8 December 2016
Giant pine scale continues to infest trees in Melbourne's south-east suburbs but Agriculture Victoria will work with affected communities and industries to manage the pest.
Giant pine scale sucks the sap of pine and other related trees, sometimes killing the tree, and is a threat to the Australian softwood industry.
The pest was first found in 2014 in South Australia and Melbourne's south-east suburbs, where field surveys have found that there are more than 4,300 Victorian pine trees infested with the pest on 161 properties.
The municipalities where giant pine scale is found include: Monash, Casey, Yarra Ranges, Cardinia, Kingston, Greater Dandenong and the Mornington Peninsula.
Victoria's Chief Plant Health Officer, Dr Gabrielle Vivian-Smith, said that Agriculture Victoria has been conducting a response program to protect Australia's $1.16 billion softwood plantation industry from the threat of giant pine scale.
"During the response, Agriculture Victoria inspected over 75,000 host trees on the south east suburbs of Melbourne, and many more across Victoria. In Victoria the majority of infected trees were chemically treated, but unfortunately live scale insects still remain on infested trees," Dr Vivian-Smith said.
"Alternative options were considered, but it was concluded by the National Biosecurity Management Group that it is not technically feasible to eradicate giant pine scale."

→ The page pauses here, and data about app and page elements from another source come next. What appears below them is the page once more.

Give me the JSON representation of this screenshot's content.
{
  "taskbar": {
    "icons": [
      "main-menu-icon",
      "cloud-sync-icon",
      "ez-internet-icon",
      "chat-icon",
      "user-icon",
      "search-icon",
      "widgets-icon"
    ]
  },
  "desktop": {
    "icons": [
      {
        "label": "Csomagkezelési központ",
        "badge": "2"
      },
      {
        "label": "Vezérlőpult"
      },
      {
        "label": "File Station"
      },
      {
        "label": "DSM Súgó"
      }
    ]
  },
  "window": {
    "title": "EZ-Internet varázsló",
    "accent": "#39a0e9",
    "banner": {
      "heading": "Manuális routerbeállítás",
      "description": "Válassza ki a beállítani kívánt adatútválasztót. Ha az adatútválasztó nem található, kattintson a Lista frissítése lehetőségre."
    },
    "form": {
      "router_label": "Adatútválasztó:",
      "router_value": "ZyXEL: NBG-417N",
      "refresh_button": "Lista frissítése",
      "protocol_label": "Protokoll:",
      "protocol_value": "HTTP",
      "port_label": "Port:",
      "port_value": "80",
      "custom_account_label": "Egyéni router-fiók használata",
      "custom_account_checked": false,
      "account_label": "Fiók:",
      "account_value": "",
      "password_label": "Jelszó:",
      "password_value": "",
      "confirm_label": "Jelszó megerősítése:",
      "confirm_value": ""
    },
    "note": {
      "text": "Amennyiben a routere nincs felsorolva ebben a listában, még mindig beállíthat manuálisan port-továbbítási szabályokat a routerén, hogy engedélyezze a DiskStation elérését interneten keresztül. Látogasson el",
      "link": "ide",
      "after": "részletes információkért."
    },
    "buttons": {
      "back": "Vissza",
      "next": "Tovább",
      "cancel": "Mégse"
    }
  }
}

Agriculture Victoria is consulting with communities and the softwood plantation industry about how best to limit the spread of the pest in future, and how to reduce its impact on infested trees.

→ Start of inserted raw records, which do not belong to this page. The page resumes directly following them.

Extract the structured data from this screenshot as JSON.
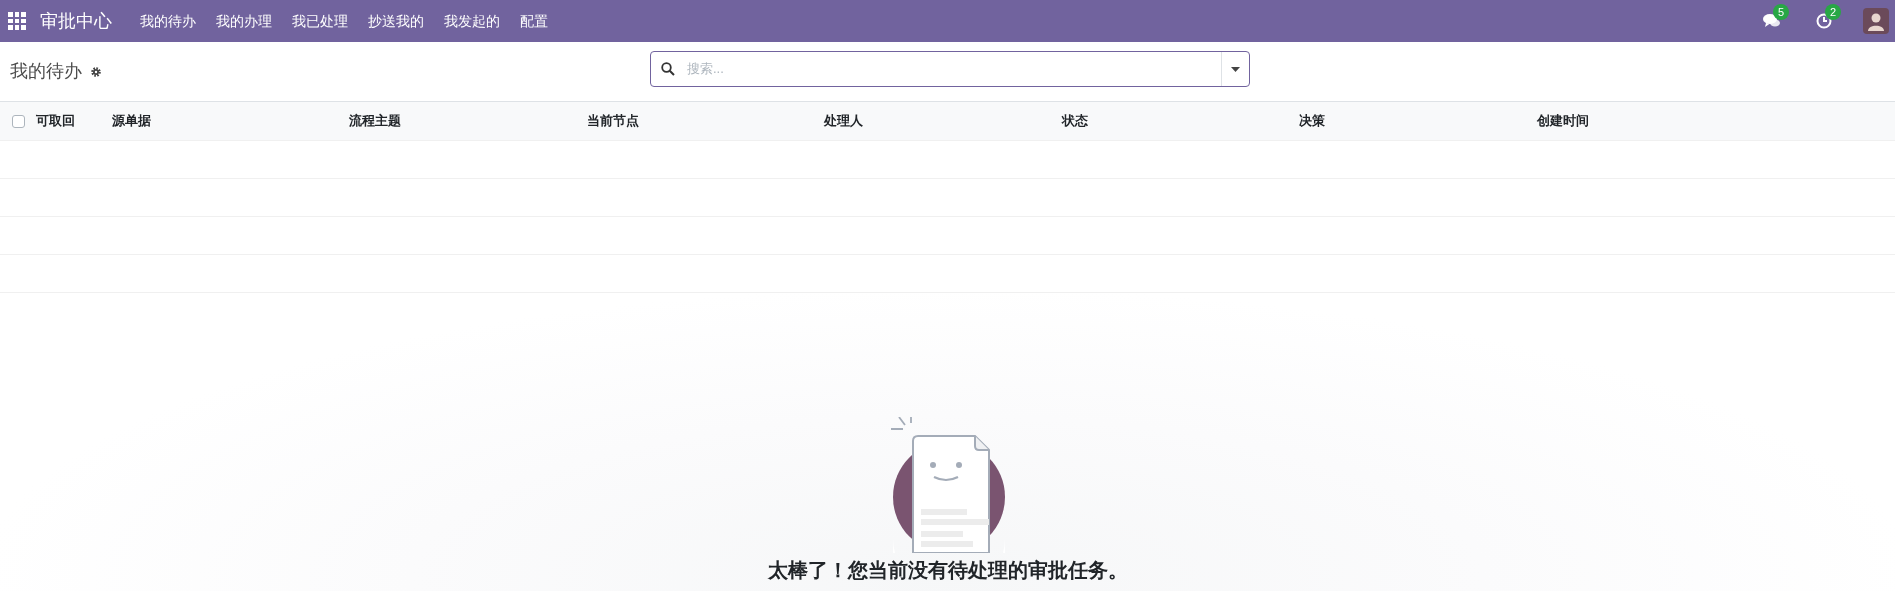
{
  "navbar": {
    "app_title": "审批中心",
    "menu": [
      {
        "label": "我的待办"
      },
      {
        "label": "我的办理"
      },
      {
        "label": "我已处理"
      },
      {
        "label": "抄送我的"
      },
      {
        "label": "我发起的"
      },
      {
        "label": "配置"
      }
    ],
    "messages_badge": "5",
    "activities_badge": "2"
  },
  "control_panel": {
    "title": "我的待办",
    "search": {
      "placeholder": "搜索..."
    }
  },
  "table": {
    "select_all_checked": false,
    "columns": [
      "可取回",
      "源单据",
      "流程主题",
      "当前节点",
      "处理人",
      "状态",
      "决策",
      "创建时间"
    ]
  },
  "empty_state": {
    "message": "太棒了！您当前没有待处理的审批任务。"
  }
}
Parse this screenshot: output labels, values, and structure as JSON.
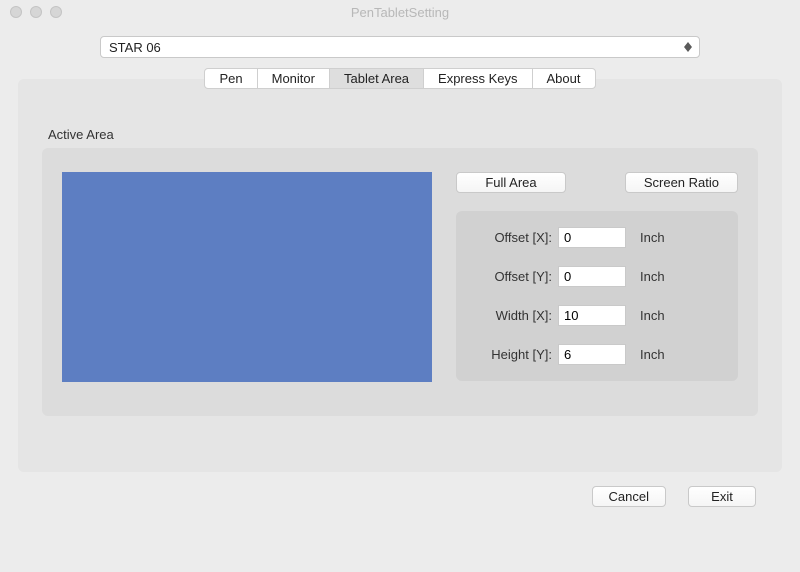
{
  "window": {
    "title": "PenTabletSetting"
  },
  "device_select": {
    "value": "STAR 06"
  },
  "tabs": {
    "pen": "Pen",
    "monitor": "Monitor",
    "tablet_area": "Tablet Area",
    "express_keys": "Express Keys",
    "about": "About",
    "active": "tablet_area"
  },
  "section": {
    "label": "Active Area"
  },
  "buttons": {
    "full_area": "Full Area",
    "screen_ratio": "Screen Ratio"
  },
  "fields": {
    "offset_x": {
      "label": "Offset [X]:",
      "value": "0",
      "unit": "Inch"
    },
    "offset_y": {
      "label": "Offset [Y]:",
      "value": "0",
      "unit": "Inch"
    },
    "width": {
      "label": "Width [X]:",
      "value": "10",
      "unit": "Inch"
    },
    "height": {
      "label": "Height [Y]:",
      "value": "6",
      "unit": "Inch"
    }
  },
  "footer": {
    "cancel": "Cancel",
    "exit": "Exit"
  }
}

There are restrictions on handling and moving relevant plant material that mean people should not touch, move or collect any samples or parts of infested trees, including mulch, pine cones and needles.
"We are appealing for help in tracking where the pest exists outside of the properties currently identified as being infested."
"Gardeners, gardening and tree removal contractors, local councils, golf courses and nurseries should all be on the lookout for a distinctive white, cotton-like wax secretion on pine trees."
More information about giant pine scale is available at www.vic.gov.au/giantpinescale or contact Agriculture Victoria on 136 186.
Categorised under: Agriculture